The bullpen did a great job holding the Twins’ bats in check, so the White Sox did not need any more insurance. Southpaw Damaso Marte retired the only two batters he faced to record the save, his first of the year. The only hiccup for the bullpen came when Shingo Takatsu allowed a double to Shannon Stewart and a single to Matt LeCroy. LeCroy’s RBI single resulted in the Twins’ only run.

Don’t look now, but after this victory, the White Sox have the best record in the American League (10-4). Meanwhile, the Twins have sole possession of second place in the AL Central (8-6). Tomorrow (April 20, 2005), the White Sox will open a two-game series at Comerica Park, as they will take on the Tigers. Jon Garland and Wil Ledezma will be the probable starting pitchers.
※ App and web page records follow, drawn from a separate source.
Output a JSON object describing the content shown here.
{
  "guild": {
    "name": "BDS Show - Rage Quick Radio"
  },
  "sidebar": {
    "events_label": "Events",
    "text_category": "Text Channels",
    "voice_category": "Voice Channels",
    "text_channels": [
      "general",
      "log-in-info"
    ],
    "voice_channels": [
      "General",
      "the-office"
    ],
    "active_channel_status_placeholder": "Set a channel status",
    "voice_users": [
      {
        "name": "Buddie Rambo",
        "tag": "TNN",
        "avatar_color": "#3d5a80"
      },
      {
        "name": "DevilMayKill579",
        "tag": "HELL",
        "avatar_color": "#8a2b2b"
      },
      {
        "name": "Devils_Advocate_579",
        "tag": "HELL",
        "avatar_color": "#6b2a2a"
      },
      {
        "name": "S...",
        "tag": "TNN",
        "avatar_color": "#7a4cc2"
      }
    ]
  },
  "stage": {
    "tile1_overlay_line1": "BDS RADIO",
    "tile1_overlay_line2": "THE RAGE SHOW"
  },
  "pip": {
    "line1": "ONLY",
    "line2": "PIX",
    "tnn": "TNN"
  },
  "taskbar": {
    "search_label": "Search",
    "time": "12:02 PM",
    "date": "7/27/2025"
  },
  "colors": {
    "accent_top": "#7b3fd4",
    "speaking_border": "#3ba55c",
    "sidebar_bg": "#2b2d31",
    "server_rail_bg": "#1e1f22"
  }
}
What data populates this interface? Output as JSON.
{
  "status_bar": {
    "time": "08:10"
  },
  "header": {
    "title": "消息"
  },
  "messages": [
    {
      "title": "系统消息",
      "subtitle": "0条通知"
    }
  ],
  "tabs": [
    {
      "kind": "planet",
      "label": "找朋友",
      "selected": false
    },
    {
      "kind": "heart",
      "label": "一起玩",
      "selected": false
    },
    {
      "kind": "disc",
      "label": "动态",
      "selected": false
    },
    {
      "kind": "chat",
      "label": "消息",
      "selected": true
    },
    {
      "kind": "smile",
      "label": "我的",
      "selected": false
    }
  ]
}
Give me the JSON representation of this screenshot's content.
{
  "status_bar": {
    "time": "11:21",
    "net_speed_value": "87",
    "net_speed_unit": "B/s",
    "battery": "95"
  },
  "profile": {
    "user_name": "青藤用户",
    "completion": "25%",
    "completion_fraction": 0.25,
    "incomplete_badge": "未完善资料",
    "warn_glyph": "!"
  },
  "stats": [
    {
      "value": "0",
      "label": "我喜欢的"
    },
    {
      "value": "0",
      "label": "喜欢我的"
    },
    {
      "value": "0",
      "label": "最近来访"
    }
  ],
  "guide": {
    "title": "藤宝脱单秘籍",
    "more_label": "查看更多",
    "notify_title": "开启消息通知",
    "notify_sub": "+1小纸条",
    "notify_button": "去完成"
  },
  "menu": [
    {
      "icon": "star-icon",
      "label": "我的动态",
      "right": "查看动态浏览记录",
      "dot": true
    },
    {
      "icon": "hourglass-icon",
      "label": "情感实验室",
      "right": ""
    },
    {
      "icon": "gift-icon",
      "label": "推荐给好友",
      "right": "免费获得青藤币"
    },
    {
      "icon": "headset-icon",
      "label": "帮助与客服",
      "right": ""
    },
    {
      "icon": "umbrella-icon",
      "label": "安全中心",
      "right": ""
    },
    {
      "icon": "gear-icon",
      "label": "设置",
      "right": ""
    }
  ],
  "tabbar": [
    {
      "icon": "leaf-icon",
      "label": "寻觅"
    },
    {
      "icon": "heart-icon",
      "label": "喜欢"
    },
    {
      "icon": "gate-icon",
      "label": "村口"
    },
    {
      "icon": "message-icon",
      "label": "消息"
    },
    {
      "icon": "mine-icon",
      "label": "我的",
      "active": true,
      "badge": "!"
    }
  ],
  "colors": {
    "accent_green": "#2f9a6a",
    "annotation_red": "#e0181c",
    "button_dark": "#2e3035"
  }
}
Let’s take a look at a couple of trivia questions, shall we?

  1. Tonight, Orlando Hernández allowed 10 hits but did not allow any runs. No White Sox pitcher has done that since 1984. Who was that 1984 pitcher?
  2. This player, who led the 1983 AL West champions in stolen bases, also led them in postseason hits.

Answers

  1. Richard Dotson (To be exact, Dotson allowed 11 hits and somehow escaped every jam unscathed)
  2. Rudy Law (77 stolen bases that year, which is still a franchise record, and it will probably stand for a very long time)

Today in White Sox History: December 22

Clutch work in Beantown: El Duque spun the most storied inning of the 21st Century for the White Sox in the ALDS. (YouTube)


2004
As part of a plan to add more depth to the rotation, the White Sox signed veteran hurler Orlando “El Duque” Hernandez. “The Duke” started strong in 2005, faded somewhat down the stretch, but pitched perhaps the most historic inning in franchise history when he came in to a bases-loaded, no-out situation at Boston in Game 3 of the ALDS. He proceeded to get two pop outs and a strikeout as the Sox held on to win and advance to the ALCS.

 

 

Today in White Sox History: October 7

El Duque with a dagger: In a postseason filled with memorable pitching performances, Hernandez’s in Game 3 of the 2005 ALDS was the best. (@WhiteSox)


2001 — White Sox All-Star outfielder Magglio Ordoñez became the first player in American League history to have a season with a .300 average, 40 doubles, 30 home runs, 100 RBIs and 25 stolen bases. He doubled against the Minnesota Twins for his 40th of the season — and the milestone.


2005 — At Fenway Park, the White Sox won their first postseason series of any kind since 1917 by beating Boston, 5-3, to sweep the ALDS in three games. Paul Konerko’s two-run home run gave the Sox some breathing room — and then pitcher Orlando Hernandez saved the game. Entering a bases-loaded, no-out, one-run lead situation in the sixth inning, El Duque got two pop outs and a strikeout. It was an amazing performance.